It is too easy to suppose that our own personal motives for any action are pure, while any others’ actions are necessarily less than properly motivated. We’ve thought already of those who left soon after the ’92 vote. But what of the others? Those who adapted to the change, those who decided they could accept women in the priesthood? We all hear things like “He changed his views in order to get a pointy hat”, and I have said such things myself – but this judgmental attitude is damaging – to us. Our Lord tells us we are not to judge, and we must not. None of us, I guess, had totally pure motives, and we must not attribute the worst motives to those we disagree with. There is One who judges, and we must leave it to Him. Certainly there are priests who have accepted women in the priesthood but are in all other respects (they would say in all respects) faithful catholics.
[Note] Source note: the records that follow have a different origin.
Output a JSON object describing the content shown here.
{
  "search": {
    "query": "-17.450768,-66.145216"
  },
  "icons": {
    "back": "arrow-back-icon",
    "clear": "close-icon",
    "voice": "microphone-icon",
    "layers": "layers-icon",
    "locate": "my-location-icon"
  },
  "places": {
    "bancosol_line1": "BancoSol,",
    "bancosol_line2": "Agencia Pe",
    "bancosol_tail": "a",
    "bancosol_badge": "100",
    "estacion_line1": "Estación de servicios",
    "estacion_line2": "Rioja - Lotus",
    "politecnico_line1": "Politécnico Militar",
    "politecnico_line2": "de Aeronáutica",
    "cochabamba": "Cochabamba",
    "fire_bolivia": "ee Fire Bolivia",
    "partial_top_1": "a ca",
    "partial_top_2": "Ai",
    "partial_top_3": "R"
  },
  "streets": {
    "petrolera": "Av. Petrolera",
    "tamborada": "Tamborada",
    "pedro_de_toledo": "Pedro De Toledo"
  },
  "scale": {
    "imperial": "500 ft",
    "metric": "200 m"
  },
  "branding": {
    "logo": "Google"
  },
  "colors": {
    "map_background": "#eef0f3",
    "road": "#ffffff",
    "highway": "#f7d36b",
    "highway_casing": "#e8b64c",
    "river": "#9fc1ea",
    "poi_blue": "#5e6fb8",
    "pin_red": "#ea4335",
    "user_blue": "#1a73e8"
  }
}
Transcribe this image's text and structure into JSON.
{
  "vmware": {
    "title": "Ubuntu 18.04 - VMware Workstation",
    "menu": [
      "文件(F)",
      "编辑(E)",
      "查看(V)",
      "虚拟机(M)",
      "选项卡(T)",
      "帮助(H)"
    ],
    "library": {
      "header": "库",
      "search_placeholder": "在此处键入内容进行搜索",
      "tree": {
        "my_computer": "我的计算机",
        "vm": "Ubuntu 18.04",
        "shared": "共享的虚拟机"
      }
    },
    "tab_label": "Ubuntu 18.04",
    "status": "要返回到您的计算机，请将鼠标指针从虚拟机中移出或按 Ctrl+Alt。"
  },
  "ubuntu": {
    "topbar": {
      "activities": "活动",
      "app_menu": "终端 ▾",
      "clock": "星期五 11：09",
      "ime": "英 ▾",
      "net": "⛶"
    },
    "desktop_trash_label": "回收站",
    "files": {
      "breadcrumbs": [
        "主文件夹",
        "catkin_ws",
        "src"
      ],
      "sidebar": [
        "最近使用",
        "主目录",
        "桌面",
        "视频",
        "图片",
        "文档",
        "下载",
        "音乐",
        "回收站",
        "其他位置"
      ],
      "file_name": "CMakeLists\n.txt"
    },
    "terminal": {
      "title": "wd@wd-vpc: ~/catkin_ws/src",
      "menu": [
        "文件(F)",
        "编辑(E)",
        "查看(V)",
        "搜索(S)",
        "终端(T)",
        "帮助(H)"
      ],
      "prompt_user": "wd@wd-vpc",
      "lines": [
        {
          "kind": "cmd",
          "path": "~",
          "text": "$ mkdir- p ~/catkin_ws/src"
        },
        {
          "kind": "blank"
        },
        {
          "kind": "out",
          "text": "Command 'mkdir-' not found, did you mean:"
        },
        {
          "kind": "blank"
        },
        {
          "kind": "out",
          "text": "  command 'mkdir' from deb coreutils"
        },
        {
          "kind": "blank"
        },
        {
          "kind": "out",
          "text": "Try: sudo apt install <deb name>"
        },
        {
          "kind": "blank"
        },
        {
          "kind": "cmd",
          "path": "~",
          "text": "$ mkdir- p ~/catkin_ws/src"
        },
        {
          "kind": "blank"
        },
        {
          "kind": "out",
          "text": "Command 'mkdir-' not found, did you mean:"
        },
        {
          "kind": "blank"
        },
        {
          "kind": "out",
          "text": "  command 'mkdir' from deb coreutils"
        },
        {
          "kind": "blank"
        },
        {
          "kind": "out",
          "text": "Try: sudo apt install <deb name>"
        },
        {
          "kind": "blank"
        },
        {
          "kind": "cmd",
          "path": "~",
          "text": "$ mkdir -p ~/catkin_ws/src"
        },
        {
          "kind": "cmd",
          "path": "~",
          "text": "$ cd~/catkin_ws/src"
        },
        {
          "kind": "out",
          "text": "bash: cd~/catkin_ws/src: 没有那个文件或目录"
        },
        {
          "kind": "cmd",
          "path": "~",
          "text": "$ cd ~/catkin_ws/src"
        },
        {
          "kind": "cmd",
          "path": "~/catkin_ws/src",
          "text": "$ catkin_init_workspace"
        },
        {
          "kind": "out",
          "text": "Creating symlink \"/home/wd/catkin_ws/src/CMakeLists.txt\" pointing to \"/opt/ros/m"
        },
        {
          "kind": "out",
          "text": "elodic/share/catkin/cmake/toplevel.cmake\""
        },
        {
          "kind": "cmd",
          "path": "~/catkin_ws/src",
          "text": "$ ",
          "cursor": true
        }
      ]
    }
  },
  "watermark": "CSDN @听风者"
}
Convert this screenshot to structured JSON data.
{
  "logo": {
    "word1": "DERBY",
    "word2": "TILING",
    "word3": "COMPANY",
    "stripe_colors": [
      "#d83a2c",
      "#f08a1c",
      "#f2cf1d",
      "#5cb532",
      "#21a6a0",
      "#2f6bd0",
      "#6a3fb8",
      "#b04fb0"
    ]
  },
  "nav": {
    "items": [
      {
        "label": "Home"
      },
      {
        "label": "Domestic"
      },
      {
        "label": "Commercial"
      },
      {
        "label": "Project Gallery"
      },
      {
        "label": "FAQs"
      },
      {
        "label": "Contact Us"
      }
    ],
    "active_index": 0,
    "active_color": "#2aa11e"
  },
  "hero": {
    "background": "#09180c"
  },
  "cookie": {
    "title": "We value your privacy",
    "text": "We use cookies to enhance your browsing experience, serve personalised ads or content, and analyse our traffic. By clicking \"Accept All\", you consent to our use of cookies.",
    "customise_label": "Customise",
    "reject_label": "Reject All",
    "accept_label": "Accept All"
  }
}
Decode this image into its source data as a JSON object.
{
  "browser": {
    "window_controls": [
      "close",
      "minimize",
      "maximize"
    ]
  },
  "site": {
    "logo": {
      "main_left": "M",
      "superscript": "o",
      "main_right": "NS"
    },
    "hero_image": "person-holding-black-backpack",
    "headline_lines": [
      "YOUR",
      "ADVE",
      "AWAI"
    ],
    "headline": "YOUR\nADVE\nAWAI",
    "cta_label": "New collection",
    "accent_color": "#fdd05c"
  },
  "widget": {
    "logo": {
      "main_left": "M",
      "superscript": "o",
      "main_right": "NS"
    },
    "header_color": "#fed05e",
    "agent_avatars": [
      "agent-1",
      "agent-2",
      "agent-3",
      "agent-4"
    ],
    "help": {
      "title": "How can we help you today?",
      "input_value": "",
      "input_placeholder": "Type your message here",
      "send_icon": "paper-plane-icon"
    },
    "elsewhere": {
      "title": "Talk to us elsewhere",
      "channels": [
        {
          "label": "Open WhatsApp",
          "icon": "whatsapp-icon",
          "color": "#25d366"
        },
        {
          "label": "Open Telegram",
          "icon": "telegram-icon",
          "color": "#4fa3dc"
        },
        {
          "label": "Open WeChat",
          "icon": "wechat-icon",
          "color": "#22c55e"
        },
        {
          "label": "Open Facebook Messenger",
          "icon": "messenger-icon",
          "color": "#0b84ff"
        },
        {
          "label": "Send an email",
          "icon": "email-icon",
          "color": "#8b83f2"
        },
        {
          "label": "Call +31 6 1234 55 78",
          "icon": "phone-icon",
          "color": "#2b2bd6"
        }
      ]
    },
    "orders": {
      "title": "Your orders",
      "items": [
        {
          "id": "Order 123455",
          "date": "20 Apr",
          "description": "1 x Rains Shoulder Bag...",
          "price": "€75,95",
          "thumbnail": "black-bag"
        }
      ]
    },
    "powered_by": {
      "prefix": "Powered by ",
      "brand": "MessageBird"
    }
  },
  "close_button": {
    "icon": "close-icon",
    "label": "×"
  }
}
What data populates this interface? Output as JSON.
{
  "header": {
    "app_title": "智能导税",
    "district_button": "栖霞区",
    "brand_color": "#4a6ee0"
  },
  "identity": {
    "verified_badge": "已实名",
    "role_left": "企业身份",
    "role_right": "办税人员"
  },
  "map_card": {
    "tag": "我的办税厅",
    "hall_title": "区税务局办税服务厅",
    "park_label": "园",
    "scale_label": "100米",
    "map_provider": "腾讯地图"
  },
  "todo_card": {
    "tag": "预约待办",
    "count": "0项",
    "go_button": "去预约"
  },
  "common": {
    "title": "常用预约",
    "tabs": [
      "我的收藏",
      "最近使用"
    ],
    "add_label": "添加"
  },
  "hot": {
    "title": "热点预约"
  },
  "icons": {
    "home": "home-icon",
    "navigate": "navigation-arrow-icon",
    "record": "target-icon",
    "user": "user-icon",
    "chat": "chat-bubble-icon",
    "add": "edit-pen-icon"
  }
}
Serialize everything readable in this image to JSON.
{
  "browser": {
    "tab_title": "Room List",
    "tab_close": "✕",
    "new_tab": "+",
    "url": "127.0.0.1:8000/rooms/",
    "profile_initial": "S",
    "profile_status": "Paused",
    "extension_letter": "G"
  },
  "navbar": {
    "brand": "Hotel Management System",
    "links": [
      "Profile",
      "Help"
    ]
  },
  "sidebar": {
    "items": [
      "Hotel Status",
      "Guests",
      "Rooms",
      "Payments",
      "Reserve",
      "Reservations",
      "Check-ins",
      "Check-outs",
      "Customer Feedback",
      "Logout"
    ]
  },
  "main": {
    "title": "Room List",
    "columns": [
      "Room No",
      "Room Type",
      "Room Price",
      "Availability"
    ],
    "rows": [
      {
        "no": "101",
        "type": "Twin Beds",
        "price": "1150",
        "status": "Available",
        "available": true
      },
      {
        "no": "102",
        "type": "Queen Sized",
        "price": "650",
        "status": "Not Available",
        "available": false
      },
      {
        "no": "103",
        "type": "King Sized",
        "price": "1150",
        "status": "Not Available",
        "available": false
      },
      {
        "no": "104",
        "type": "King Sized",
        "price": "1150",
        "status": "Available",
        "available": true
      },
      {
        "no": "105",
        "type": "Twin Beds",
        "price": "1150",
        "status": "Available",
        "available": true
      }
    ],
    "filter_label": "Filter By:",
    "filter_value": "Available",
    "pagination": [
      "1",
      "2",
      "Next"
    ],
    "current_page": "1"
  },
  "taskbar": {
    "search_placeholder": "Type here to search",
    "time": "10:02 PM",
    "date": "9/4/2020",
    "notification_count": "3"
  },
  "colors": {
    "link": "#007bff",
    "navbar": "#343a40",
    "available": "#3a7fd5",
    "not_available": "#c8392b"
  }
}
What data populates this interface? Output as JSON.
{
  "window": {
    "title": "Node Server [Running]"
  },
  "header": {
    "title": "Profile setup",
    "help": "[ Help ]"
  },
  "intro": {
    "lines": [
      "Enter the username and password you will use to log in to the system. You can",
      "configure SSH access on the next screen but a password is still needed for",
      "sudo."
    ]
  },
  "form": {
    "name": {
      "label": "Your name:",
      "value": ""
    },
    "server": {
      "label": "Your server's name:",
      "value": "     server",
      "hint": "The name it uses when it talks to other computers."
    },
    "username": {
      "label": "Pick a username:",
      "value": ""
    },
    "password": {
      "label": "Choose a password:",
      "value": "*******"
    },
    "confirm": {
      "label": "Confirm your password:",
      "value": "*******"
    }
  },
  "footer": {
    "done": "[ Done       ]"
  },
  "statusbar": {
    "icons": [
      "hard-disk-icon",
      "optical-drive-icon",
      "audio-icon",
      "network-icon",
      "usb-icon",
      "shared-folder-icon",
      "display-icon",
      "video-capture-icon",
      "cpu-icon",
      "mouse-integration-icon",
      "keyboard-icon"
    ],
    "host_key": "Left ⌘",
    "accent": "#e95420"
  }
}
Some of us here today may yet decide that is how it will be for us in future; if so, those of us who cannot adapt in this way must accept that what they do is done for honourable motives.
But you see already how hard it is to be even-handed; to stand aside from judgment, to try not to reveal ones own position. Our own decisions keep showing through.
His father a churchwarden in the family's local parish for twenty years, Fr. Michael Gollop, SSC, the parish priest of St. Arvans in Monmouthshire, was raised in the Anglican Church. He has a degree in law from Oxford University (Keble College) and a degree in theology from the University of Wales. Following his university studies, he trained for the priesthood at St. Michael's College, Llandaff in Cardiff.
He first encountered Anglo-Catholicism as a young teenager, and, despite a period where he consciously rejected it, he returned to the Faith at university, having undergone what might be described as a "conversion experience" which swept away all of his previous doubts.
He was ordained a priest in the Church in Wales in 1986 and has served in various — and varied — communities in South-East Wales. For the last sixteen years, he has been the parish priest of four quite diverse rural parishes in the Wye Valley of Monmouthshire.
Fr. Gollop's wife Kate is a solo 'cellist and together they are slowly restoring a farmhouse in the Vendée department of France which they, one day, hope to make their permanent home.
Fr. Gollop has a personal blog called Let Nothing You Dismay, which he refers to, only half-jokingly, as "the confessions of a recovering liberal," inasmuch as his experience of parish ministry, and perhaps of life itself, has been a quest for the recovery of an orthodox Catholic faith and for a true ecclesial authority which reflects that of the Lord Himself.
In addition to matters ecclesiastical, his interests include classical music, gardening (in two climates), and a St. Bernard dog who is a large presence in more ways than one.
I invite our readers to welcome Fr. Gollop as a contributor to The Anglo-Catholic. We are honored to have him on the team!